• Data:
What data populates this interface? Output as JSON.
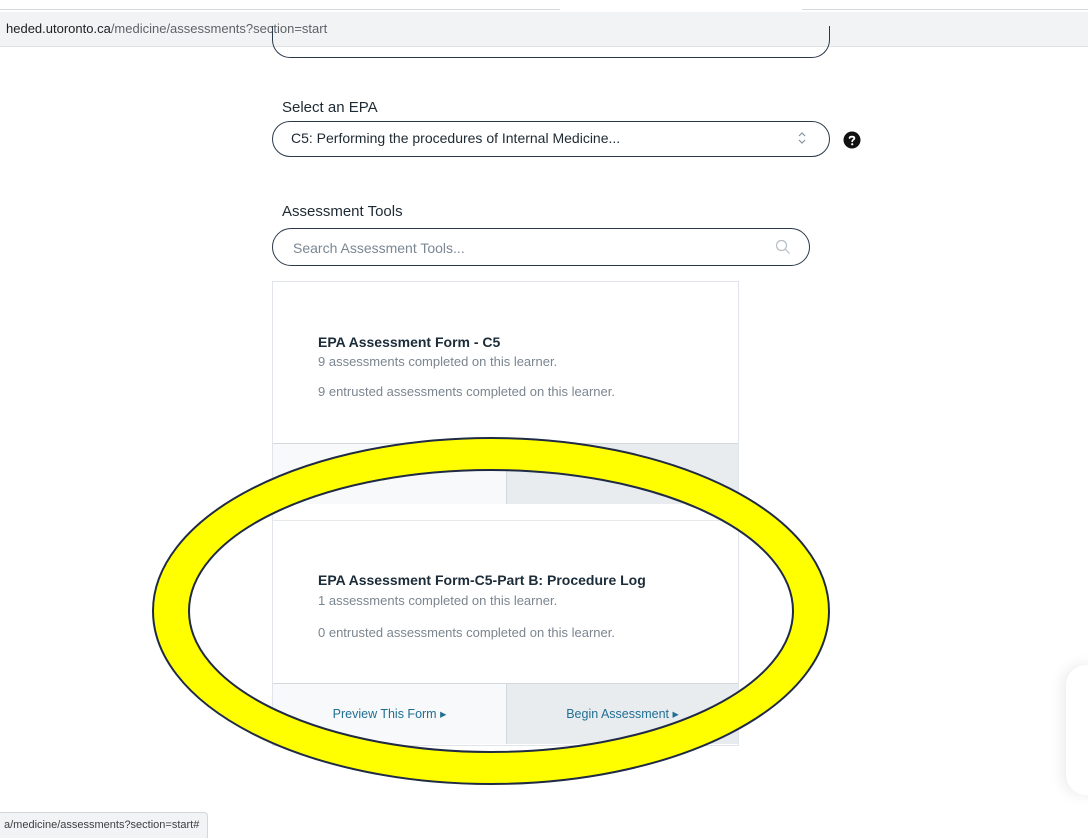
{
  "browser": {
    "url_domain": "heded.utoronto.ca",
    "url_path": "/medicine/assessments?section=start",
    "status_link": "a/medicine/assessments?section=start#"
  },
  "form": {
    "epa_label": "Select an EPA",
    "epa_selected": "C5: Performing the procedures of Internal Medicine...",
    "tools_label": "Assessment Tools",
    "search_placeholder": "Search Assessment Tools..."
  },
  "cards": [
    {
      "title": "EPA Assessment Form - C5",
      "completed": "9 assessments completed on this learner.",
      "entrusted": "9 entrusted assessments completed on this learner."
    },
    {
      "title": "EPA Assessment Form-C5-Part B: Procedure Log",
      "completed": "1 assessments completed on this learner.",
      "entrusted": "0 entrusted assessments completed on this learner.",
      "preview_label": "Preview This Form ▸",
      "begin_label": "Begin Assessment ▸"
    }
  ],
  "colors": {
    "highlight_fill": "#ffff00",
    "highlight_stroke": "#1f2a44",
    "link": "#1f6f93"
  },
  "icons": {
    "select_chevron": "updown-chevron-icon",
    "help": "question-circle-icon",
    "search": "search-icon"
  }
}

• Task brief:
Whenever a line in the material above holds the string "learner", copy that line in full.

• Expected answer:
      "completed": "9 assessments completed on this learner.",
      "entrusted": "9 entrusted assessments completed on this learner."
      "completed": "1 assessments completed on this learner.",
      "entrusted": "0 entrusted assessments completed on this learner.",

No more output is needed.